I'd like to make one final observation about the design of the
book, which strikes me as being extremely sensitive to the nuances of Bird's
study. Graphical aids such as reproductions of manuscript passages and a table
of manuscript revisions support Bird's arguments. But another kind of suggestive
feature offers a bit of delight: each section of the book is introduced by
the number of the chapter and a title, but faintly in the background and in
much larger font, one might notice that another reference such as "Chapter
1" or "Coda" and even "Notes" can be detected. These
graphic devices hint at the doubleness of meaning that inheres in metaphor
itself. While this is not a large point, it reflects a subtle attention to
detail that is far too frequently overlooked in most book designs. Finally,
the book jacket itself is worth a comment, especially the cartoon reproduced
on the back. The image is from the center-spread cartoon of Life magazine

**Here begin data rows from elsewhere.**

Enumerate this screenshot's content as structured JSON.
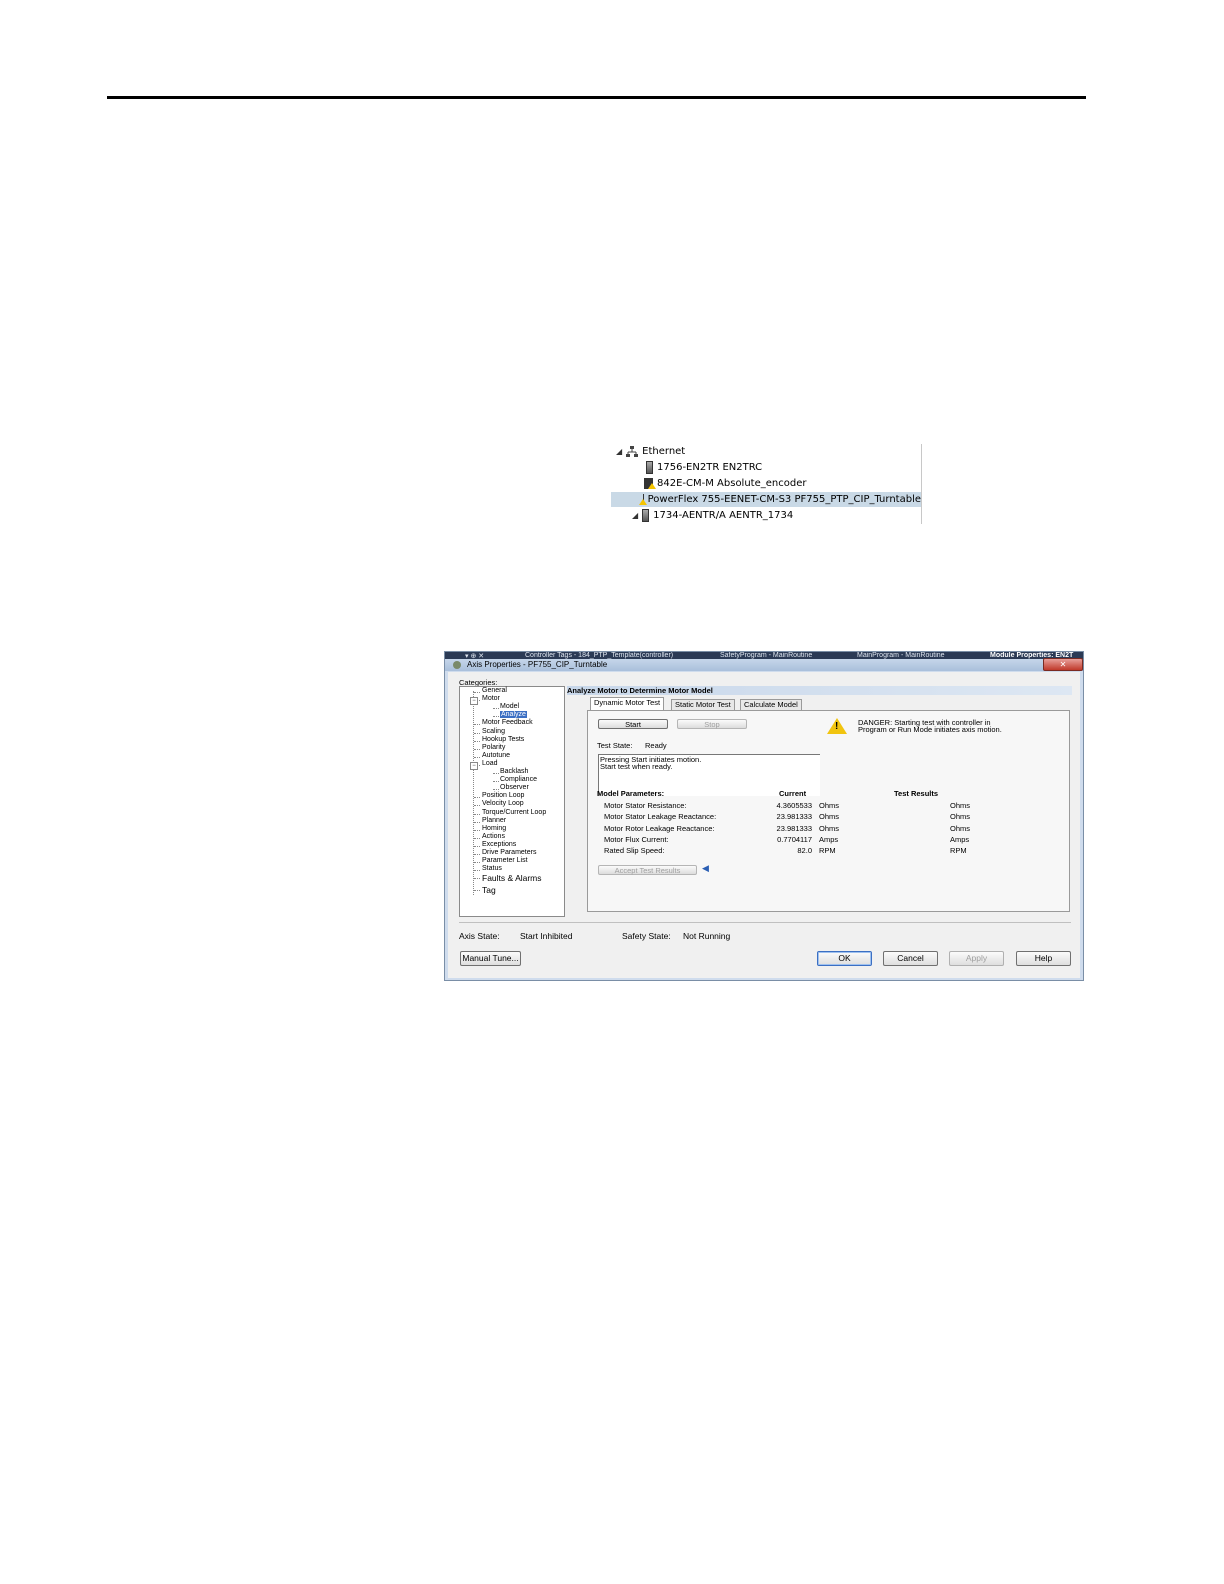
{
  "tree": {
    "root_label": "Ethernet",
    "items": [
      {
        "label": "1756-EN2TR EN2TRC",
        "icon": "module-icon"
      },
      {
        "label": "842E-CM-M Absolute_encoder",
        "icon": "warning-module-icon"
      },
      {
        "label": "PowerFlex 755-EENET-CM-S3 PF755_PTP_CIP_Turntable",
        "icon": "warning-drive-icon",
        "selected": true
      },
      {
        "label": "1734-AENTR/A AENTR_1734",
        "icon": "module-icon"
      }
    ]
  },
  "dialog": {
    "doc_tabs": [
      "Controller Tags - 184_PTP_Template(controller)",
      "SafetyProgram - MainRoutine",
      "MainProgram - MainRoutine",
      "Module Properties: EN2T"
    ],
    "title": "Axis Properties - PF755_CIP_Turntable",
    "close_label": "✕",
    "categories_label": "Categories:",
    "categories": [
      {
        "label": "General",
        "level": 0
      },
      {
        "label": "Motor",
        "level": 0,
        "expander": true
      },
      {
        "label": "Model",
        "level": 1
      },
      {
        "label": "Analyze",
        "level": 1,
        "selected": true
      },
      {
        "label": "Motor Feedback",
        "level": 0
      },
      {
        "label": "Scaling",
        "level": 0
      },
      {
        "label": "Hookup Tests",
        "level": 0
      },
      {
        "label": "Polarity",
        "level": 0
      },
      {
        "label": "Autotune",
        "level": 0
      },
      {
        "label": "Load",
        "level": 0,
        "expander": true
      },
      {
        "label": "Backlash",
        "level": 1
      },
      {
        "label": "Compliance",
        "level": 1
      },
      {
        "label": "Observer",
        "level": 1
      },
      {
        "label": "Position Loop",
        "level": 0
      },
      {
        "label": "Velocity Loop",
        "level": 0
      },
      {
        "label": "Torque/Current Loop",
        "level": 0
      },
      {
        "label": "Planner",
        "level": 0
      },
      {
        "label": "Homing",
        "level": 0
      },
      {
        "label": "Actions",
        "level": 0
      },
      {
        "label": "Exceptions",
        "level": 0
      },
      {
        "label": "Drive Parameters",
        "level": 0
      },
      {
        "label": "Parameter List",
        "level": 0
      },
      {
        "label": "Status",
        "level": 0
      },
      {
        "label": "Faults & Alarms",
        "level": 0,
        "large": true
      },
      {
        "label": "Tag",
        "level": 0,
        "large": true
      }
    ],
    "section_title": "Analyze Motor to Determine Motor Model",
    "tabs": [
      "Dynamic Motor Test",
      "Static Motor Test",
      "Calculate Model"
    ],
    "active_tab": 0,
    "start_label": "Start",
    "stop_label": "Stop",
    "danger_text": [
      "DANGER: Starting test with controller in",
      "Program or Run Mode initiates axis motion."
    ],
    "test_state_label": "Test State:",
    "test_state_value": "Ready",
    "message_lines": [
      "Pressing Start initiates motion.",
      "Start test when ready."
    ],
    "params_header": "Model Parameters:",
    "current_header": "Current",
    "results_header": "Test Results",
    "params": [
      {
        "name": "Motor Stator Resistance:",
        "current": "4.3605533",
        "unit": "Ohms",
        "result_unit": "Ohms"
      },
      {
        "name": "Motor Stator Leakage Reactance:",
        "current": "23.981333",
        "unit": "Ohms",
        "result_unit": "Ohms"
      },
      {
        "name": "Motor Rotor Leakage Reactance:",
        "current": "23.981333",
        "unit": "Ohms",
        "result_unit": "Ohms"
      },
      {
        "name": "Motor Flux Current:",
        "current": "0.7704117",
        "unit": "Amps",
        "result_unit": "Amps"
      },
      {
        "name": "Rated Slip Speed:",
        "current": "82.0",
        "unit": "RPM",
        "result_unit": "RPM"
      }
    ],
    "accept_label": "Accept Test Results",
    "axis_state_label": "Axis State:",
    "axis_state_value": "Start Inhibited",
    "safety_state_label": "Safety State:",
    "safety_state_value": "Not Running",
    "buttons": {
      "manual_tune": "Manual Tune...",
      "ok": "OK",
      "cancel": "Cancel",
      "apply": "Apply",
      "help": "Help"
    }
  }
}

for Sept 9, 1886, which Bird located in the collection of Kevin Mac Donnell.
Originally captioned "Literature at Low Tide," it depicts an array
of American authors as carnival barkers, and features Mark Twain in the foreground
as a dispenser of laughing gas. A boy dressed as Buster Brown draws from a
hose connected to Twain's tank as he places a coin in the author's hand. Itself
a multi-layered metaphor of humor writing that serves Bird's purpose nicely,
the cartoon pays the additional dividend of surprise; it's an image that I've
never seen before, adding a delight to my closing of a book that was already